|US7688007 *||Jan 18, 2006||Mar 30, 2010||Musco Corporation||Retro-fit method for improving longevity of arc lamps|
|US9307615 *||Jul 17, 2014||Apr 5, 2016||General Electric Company||Field selectable contactor control modules|
|US20060175987 *||Jan 18, 2006||Aug 10, 2006||Musco Corporation||Retro-fit method for improving longevity of arc lamps|
|US20160021719 *||Jul 17, 2014||Jan 21, 2016||General Electric Company||Field selectable contactor control modules|
|U.S. Classification||315/360, 315/362|
|Cooperative Classification||Y02B20/42, H05B37/0281|
|Feb 28, 2002||AS||Assignment|
Owner name: HUBBELL INCORPORATED, CONNECTICUT

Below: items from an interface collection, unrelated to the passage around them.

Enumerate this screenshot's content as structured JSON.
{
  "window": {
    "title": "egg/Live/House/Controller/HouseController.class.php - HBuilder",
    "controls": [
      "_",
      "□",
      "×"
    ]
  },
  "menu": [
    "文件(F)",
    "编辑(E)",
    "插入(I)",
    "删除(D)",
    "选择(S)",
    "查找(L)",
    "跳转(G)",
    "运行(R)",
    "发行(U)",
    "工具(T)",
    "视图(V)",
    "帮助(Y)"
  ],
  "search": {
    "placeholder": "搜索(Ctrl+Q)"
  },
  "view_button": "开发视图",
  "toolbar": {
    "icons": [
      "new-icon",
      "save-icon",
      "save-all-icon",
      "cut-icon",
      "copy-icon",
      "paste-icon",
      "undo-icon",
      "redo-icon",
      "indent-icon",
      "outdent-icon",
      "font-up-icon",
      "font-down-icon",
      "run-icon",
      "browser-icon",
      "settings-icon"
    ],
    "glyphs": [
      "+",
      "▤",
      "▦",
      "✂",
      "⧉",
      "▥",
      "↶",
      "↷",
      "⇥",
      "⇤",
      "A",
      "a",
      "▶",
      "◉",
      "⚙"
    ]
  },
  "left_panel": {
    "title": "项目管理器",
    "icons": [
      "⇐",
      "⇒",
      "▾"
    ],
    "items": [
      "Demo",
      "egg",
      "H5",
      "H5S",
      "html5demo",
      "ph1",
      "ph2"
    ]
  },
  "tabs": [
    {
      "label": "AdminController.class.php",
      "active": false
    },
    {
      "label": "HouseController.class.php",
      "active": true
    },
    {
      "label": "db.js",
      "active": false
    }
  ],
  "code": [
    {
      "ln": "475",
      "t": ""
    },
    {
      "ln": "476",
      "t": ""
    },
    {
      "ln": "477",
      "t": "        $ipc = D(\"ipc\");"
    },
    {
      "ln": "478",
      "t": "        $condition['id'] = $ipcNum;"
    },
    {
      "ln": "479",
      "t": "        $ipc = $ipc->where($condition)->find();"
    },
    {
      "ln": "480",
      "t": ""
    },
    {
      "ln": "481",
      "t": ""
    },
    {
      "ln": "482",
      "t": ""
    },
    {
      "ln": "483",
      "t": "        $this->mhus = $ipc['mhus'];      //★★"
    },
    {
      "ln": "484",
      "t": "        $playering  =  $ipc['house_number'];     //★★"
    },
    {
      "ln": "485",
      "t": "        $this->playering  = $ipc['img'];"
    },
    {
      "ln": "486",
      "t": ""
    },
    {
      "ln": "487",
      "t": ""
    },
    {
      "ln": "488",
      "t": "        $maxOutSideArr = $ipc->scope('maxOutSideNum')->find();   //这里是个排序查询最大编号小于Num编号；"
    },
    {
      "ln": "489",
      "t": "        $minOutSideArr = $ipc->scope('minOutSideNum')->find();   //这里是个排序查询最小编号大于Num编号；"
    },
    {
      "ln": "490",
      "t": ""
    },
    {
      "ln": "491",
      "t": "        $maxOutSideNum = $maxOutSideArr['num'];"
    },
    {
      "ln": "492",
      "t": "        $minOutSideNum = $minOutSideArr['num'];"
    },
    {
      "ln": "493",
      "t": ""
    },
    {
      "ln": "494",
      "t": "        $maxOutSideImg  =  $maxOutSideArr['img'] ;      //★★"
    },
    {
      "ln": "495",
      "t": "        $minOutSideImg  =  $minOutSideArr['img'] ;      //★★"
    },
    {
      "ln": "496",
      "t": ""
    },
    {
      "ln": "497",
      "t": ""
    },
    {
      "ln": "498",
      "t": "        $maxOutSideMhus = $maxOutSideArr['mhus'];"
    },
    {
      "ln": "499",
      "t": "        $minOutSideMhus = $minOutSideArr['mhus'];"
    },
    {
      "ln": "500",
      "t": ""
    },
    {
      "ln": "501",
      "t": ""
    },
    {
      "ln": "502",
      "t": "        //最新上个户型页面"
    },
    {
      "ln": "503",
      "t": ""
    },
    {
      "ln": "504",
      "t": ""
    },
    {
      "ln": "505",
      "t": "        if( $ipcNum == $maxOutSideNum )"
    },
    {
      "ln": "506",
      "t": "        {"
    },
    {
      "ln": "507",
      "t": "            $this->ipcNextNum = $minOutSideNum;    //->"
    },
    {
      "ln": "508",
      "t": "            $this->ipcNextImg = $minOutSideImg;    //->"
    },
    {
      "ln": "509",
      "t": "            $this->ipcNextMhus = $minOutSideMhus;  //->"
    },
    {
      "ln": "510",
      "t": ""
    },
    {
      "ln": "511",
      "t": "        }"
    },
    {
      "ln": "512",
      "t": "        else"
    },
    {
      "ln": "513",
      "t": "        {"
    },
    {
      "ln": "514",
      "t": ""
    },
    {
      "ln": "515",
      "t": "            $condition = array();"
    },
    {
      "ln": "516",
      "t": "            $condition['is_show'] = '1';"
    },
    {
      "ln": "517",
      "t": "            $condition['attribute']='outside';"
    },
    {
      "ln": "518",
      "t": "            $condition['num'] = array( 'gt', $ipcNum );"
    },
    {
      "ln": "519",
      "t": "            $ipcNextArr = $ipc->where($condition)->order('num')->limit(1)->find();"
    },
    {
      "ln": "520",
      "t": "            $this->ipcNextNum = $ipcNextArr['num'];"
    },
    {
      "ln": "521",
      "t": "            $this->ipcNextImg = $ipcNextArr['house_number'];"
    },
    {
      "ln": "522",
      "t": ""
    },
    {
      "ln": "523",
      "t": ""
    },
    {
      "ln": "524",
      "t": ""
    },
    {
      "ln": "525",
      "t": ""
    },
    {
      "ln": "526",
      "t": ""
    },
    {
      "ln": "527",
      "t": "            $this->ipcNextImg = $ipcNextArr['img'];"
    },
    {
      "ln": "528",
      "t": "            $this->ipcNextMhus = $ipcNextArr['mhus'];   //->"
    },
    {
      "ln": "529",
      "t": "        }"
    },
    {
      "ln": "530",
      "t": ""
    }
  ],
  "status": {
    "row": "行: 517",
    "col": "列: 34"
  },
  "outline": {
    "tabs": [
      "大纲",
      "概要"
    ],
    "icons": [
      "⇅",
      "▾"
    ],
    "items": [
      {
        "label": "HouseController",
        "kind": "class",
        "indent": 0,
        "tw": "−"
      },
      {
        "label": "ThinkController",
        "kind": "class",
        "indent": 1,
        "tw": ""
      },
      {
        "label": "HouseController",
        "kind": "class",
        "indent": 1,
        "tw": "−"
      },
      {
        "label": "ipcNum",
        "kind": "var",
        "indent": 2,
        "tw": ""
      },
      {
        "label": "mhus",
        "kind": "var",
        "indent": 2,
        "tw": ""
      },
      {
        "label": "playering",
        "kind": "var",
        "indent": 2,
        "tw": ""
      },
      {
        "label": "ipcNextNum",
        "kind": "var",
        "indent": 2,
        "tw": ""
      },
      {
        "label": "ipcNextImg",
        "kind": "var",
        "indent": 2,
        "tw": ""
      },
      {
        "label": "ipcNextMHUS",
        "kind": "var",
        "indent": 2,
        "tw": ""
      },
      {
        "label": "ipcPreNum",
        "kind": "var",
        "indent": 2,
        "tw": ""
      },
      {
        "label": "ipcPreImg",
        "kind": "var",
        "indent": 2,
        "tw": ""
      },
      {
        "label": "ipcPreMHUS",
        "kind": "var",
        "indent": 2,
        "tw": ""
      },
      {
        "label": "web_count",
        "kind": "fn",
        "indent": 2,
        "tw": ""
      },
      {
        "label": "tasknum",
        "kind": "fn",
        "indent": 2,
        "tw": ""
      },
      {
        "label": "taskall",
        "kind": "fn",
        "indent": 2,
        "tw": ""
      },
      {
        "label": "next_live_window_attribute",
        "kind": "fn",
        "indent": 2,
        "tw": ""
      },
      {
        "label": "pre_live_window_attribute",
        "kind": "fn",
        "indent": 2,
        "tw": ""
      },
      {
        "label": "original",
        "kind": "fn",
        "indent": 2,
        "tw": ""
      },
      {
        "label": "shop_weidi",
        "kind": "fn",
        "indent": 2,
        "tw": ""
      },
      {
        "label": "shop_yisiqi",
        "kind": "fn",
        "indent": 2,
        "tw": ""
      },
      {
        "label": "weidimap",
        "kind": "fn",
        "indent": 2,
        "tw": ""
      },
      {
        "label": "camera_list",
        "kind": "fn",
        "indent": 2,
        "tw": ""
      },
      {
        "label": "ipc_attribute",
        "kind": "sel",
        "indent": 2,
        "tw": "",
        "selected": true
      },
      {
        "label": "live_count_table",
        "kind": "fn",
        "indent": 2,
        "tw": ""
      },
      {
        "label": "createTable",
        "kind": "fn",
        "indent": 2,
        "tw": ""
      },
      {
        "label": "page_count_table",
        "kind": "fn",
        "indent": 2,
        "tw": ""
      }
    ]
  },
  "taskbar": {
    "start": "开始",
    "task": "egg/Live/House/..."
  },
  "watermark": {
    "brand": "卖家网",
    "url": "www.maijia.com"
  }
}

Free format text: ASSIGNMENT OF ASSIGNORS INTEREST;ASSIGNOR:HUDSON, CHRISTOPHER A.;REEL/FRAME:012640/0731
Effective date: 20011129
|Dec 20, 2006||FPAY||Fee payment|
Year of fee payment: 4
|Feb 28, 2011||REMI||Maintenance fee reminder mailed|
|Jul 22, 2011||LAPS||Lapse for failure to pay maintenance fees|
|Sep 13, 2011||FP||Expired due to failure to pay maintenance fee|
Effective date: 20110722